--- TASK OBJECTIVE ---
Look through the entries. Copy each line that has the word "kind".

--- INFORMATION SHOWN ---
%%
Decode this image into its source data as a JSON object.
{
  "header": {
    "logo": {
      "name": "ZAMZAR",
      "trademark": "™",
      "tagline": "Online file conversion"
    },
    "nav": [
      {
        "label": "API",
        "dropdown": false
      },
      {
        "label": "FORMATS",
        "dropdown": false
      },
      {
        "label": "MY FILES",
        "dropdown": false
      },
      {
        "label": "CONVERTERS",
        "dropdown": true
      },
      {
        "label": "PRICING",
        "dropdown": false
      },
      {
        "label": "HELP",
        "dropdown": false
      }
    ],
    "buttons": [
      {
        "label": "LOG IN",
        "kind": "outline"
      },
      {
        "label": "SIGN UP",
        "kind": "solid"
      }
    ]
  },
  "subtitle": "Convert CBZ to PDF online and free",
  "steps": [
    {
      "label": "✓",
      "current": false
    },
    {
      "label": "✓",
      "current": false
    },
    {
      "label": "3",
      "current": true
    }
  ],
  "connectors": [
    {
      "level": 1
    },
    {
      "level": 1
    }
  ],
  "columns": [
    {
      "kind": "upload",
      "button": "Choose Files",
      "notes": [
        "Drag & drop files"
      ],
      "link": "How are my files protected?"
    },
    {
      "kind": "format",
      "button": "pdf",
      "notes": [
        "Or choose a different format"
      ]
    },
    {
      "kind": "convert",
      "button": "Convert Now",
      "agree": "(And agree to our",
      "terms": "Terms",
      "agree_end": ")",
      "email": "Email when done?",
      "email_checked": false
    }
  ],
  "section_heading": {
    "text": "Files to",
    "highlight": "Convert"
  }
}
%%
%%
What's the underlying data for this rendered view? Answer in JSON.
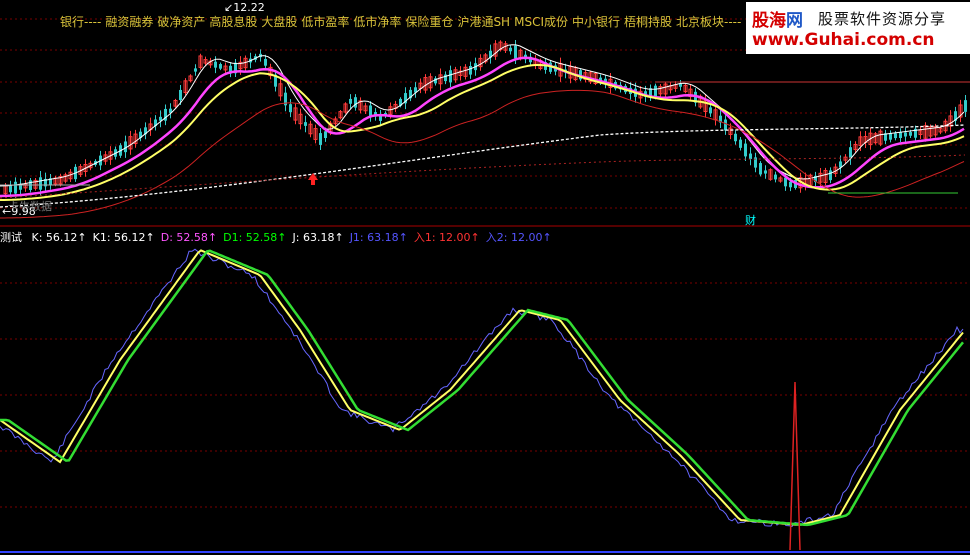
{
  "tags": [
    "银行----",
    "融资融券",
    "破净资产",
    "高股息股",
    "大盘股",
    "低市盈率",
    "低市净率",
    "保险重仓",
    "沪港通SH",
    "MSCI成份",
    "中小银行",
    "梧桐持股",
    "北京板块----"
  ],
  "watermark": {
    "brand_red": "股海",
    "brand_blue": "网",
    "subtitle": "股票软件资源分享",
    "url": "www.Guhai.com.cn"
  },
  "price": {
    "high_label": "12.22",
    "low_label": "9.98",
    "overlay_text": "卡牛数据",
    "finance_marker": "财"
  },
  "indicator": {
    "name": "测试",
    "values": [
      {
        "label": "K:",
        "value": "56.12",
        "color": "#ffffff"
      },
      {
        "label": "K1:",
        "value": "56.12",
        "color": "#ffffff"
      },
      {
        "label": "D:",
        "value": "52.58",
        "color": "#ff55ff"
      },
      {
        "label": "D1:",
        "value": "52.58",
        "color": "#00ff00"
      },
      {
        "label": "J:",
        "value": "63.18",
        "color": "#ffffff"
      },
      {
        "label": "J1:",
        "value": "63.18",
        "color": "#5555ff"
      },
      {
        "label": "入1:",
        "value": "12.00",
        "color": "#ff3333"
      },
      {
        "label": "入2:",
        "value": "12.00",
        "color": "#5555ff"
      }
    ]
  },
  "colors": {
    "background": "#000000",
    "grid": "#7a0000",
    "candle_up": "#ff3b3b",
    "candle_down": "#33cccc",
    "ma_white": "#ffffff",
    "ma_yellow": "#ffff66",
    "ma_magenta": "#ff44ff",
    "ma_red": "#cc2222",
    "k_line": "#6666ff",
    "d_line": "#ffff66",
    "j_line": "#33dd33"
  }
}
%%
--- ANSWER FOR THE TASK ---
        "kind": "outline"
        "kind": "solid"
      "kind": "upload",
      "kind": "format",
      "kind": "convert",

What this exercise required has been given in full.